Who can commit the crime?
The prosecution must have evidence to show that the suspect is a 'public officer'. There is no simple definition and each case must be assessed individually, taking into account the nature of the role, the duties carried out and the level of public trust involved.
The courts have been reluctant to provide a detailed definition of a public officer. The case-law contains an element of circularity, in that the cases tend to define a public officer as a person who carries out a public duty or has an office of trust. What may constitute a public duty or an office of trust must therefore be inferred from the facts of particular cases.
The judgment of Lord Mansfield in R v Bembridge (1783) 3 Doug KB 32 refers to a public officer having:
' an office of trust concerning the public, especially if attended with profit ... by whomever and in whatever way the officer is appointed'.
It does not seem that the person concerned must be the holder of an 'office' in a narrow or technical sense. The authorities suggest that it is the nature of the duties and the level of public trust involved that are relevant, rather than the manner or nature of appointment.
In R v Whitaker (1914) KB 1283 the court said:
'A public office holder is an officer who discharges any duty in the discharge of which the public are interested, more clearly so if he is paid out of a fund provided by the public.'
This approach was followed in a series of cases from other common law jurisdictions: R v Williams (1986) 39 WIR 129; R v Sacks  SALR 413; R v Boston (1923) 33 CLR 386.
In R v Dytham (1979) 1 QB 723 Lord Widgery CJ talked of 'a public officer who has an obligation to perform a duty'.

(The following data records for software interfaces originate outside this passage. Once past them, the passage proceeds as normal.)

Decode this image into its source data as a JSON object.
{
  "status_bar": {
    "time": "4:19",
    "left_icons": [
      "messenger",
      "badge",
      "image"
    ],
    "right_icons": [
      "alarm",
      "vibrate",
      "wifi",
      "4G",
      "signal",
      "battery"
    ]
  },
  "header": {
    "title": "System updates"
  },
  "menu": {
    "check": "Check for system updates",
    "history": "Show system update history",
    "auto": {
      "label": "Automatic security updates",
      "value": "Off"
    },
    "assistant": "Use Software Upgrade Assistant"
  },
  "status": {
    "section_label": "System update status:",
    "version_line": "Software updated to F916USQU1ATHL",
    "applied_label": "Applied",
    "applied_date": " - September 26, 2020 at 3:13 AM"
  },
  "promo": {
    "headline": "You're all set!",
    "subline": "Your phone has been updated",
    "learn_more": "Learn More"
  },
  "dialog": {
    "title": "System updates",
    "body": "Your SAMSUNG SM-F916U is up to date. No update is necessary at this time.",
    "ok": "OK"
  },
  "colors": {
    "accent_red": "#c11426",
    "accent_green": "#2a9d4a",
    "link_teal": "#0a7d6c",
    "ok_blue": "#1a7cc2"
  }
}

Remuneration is a significant factor, but not an essential element. In R v Belton  WLR (D) 283 the defendant was an unpaid voluntary member of the Independent Monitoring Board. The Court of Appeal held that remuneration was not an indispensable requirement for the holding of a public office, or for liability to prosecution for the offence of misconduct in a public office.
The fact that an individual was a volunteer might have a bearing on whether there had been wilful misconduct, but was only indicative rather than determinative of whether an individual held a public office.
The court in Attorney General's Reference No 3 of 2003  EWCA Crim 868 referred to the unfairness that could arise where people who carry out similar duties may or may not be liable to prosecution depending on whether they can be defined as 'public officers'. What were once purely public functions are now frequently carried out by employees in private employment. An example is the role of the court security officer.
The court declined to define a public officer, however, but said: 'This potential unfairness adds weight, in our view, to the conclusion that the offence should be strictly confined but we do not propose to develop the point or to consider further the question of what, for present purposes, constitutes a public office.'
The following have been accepted as holding a public office by the courts over several centuries:
Coroner (1675) R v Parker 2 Lev 140 Constable (1703) R v Wyatt 1 Salk 380 Accountant in the office of the Paymaster General (1783) R v Bembridge 3 Doug K.B. 32 Justice of the Peace (1791) R v Sainsbury 4 T.R 451 Executive or ministerial officer (1819) R v Friar 1 Chit.Rep (KB) 702 Gaoler (1827) R v Cope 6 A%E 226 Mayor or burgess (1828) Henly v Mayor of Lyme 5 Bing 91 Overseer of the poor (1891) R v Hall 1 QB 747 Army officer (1914) R v Whitaker 10 Cr.App.R.245 County Court registrar (district judge) (1968) R v Llewellyn-Jones 1 Q.B.429 Police officer (1979) R v Dytham 69 Cr.App.R.387 Council maintenance officer (1995) R v Bowden 4 All E.R 505 Local councillor (2004) R v Speechley  EWCA Crim 3067 Member of the Independent Monitoring Board for prisons (2010) R v Belton R v Belton  EWCA Crim 2857 This list is illustrative only of the roles or functions that have been accepted by the courts over the years as falling within the definition of public officer. Each case must be taken on its own facts. The comments of the Court of Appeal in Attorney General's Reference No 3 of 2003  EWCA Crim 868 must be borne in mind concerning potential unfairness. The court took into account the fact that public functions are now frequently carried out by employees in private employment, for example those concerned with security at courts and the transport of defendants. There was the potential for unfairness if those holding a public office, such as police officers, were to be liable to a sanction not applicable to those in private employment who do similar work.
It is extremely difficult to extract from the cases any general identifying features of public officers in a contemporary context. A person may fall within the meaning of a public officer where one or more of the following characteristics applies to a role or function that they exercise with respect to the public at large:
Judicial or quasi-judicial
Punitive Coercive Investigative Representative (of the public at large) Responsibility for public funds This list is not exhaustive and cannot be determinative of whether a person is properly described as a public officer, when acting in a particular capacity. The characteristics should be treated only as a guide and considered in the context of all the facts and circumstances of the particular case.